(Task brief) The response must reproduce exactly every line of the material below holding the word "vinova".

------

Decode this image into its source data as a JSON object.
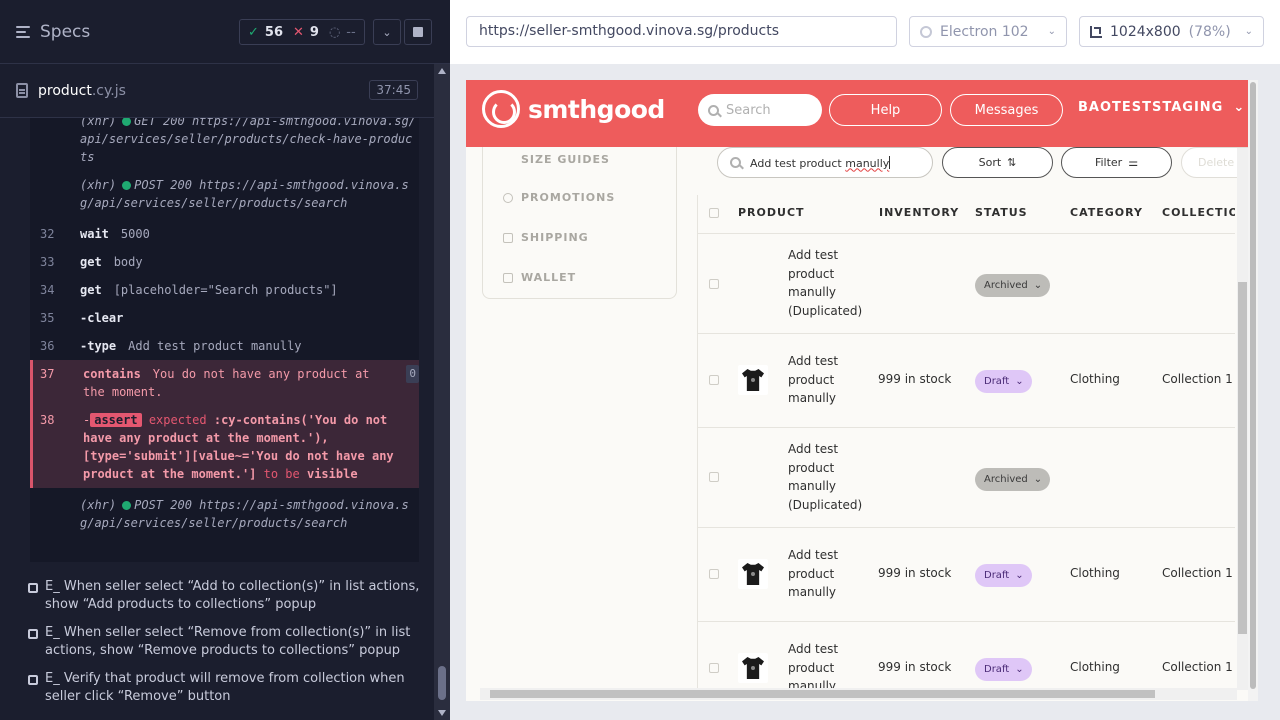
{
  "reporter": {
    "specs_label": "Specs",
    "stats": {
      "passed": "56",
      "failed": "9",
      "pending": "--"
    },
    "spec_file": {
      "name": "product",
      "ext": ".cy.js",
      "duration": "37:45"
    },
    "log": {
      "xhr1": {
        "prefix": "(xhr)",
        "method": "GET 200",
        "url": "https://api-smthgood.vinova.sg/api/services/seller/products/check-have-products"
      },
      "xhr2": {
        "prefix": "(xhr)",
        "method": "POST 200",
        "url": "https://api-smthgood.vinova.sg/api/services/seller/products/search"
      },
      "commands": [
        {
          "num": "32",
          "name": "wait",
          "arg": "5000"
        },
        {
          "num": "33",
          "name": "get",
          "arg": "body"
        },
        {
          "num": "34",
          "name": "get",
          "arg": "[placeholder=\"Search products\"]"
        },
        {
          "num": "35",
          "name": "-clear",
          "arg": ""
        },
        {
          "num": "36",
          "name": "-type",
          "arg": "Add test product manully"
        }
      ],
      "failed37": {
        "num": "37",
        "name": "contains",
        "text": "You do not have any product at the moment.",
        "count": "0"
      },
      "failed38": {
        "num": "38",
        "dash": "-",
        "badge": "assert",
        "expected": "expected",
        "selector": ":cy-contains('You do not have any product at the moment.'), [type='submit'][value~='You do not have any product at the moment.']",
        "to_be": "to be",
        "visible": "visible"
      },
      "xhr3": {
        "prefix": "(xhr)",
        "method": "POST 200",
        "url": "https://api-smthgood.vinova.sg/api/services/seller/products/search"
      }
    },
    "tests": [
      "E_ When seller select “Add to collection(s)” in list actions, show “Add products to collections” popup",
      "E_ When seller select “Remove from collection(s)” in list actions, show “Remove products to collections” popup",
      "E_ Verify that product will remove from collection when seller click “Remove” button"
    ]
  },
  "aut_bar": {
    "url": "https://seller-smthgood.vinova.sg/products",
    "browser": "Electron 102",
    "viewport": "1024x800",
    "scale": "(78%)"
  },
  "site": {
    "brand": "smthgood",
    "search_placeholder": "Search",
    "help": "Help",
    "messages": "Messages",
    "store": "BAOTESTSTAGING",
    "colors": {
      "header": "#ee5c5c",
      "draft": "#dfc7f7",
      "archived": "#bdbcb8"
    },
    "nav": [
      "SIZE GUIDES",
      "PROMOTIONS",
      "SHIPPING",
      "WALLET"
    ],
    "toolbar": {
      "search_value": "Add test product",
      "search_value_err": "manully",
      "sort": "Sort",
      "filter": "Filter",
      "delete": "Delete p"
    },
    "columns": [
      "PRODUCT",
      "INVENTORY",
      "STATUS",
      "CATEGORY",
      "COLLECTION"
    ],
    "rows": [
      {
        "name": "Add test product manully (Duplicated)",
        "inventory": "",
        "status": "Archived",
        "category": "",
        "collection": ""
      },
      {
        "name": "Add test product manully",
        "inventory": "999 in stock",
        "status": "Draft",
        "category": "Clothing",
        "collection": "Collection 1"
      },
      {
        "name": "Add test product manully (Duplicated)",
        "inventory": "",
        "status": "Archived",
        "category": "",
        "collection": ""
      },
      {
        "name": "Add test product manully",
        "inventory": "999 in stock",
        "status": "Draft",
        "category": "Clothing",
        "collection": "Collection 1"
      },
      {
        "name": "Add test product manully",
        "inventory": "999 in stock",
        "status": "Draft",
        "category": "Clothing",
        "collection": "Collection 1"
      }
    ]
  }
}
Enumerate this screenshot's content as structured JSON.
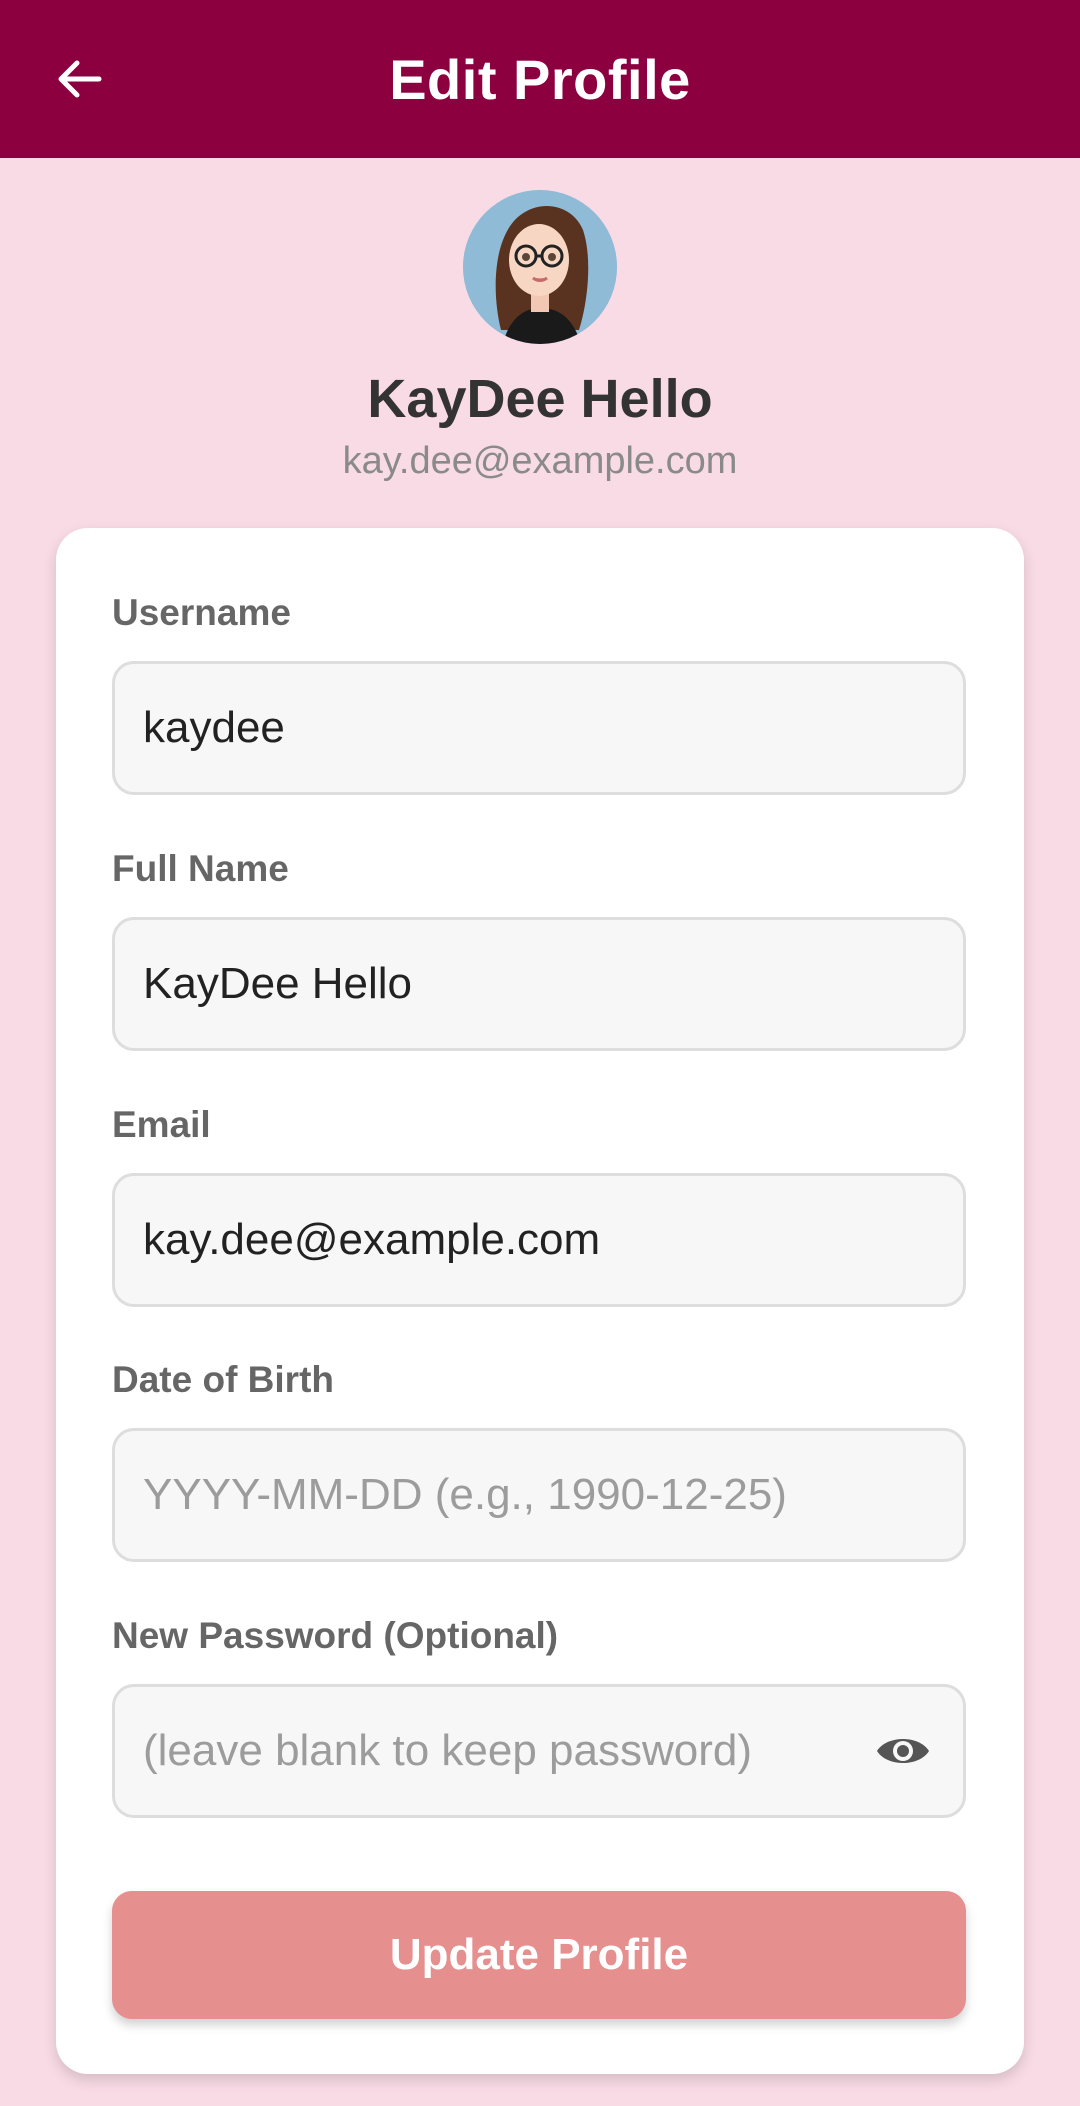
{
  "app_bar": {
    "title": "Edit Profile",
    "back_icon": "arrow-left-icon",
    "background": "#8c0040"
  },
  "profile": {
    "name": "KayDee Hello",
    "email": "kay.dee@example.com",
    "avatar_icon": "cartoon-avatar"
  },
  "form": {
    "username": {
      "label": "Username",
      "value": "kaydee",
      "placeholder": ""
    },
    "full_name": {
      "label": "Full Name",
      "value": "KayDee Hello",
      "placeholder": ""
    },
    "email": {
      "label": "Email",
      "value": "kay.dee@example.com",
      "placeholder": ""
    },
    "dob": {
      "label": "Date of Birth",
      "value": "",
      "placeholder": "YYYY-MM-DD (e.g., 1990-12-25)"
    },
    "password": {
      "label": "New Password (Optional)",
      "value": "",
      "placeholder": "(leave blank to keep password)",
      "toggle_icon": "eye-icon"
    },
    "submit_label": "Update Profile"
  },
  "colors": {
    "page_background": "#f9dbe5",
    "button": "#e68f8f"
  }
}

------

(Finished task)
        "url": "https://api-smthgood.vinova.sg/api/services/seller/products/check-have-products"
        "url": "https://api-smthgood.vinova.sg/api/services/seller/products/search"
        "url": "https://api-smthgood.vinova.sg/api/services/seller/products/search"
    "url": "https://seller-smthgood.vinova.sg/products",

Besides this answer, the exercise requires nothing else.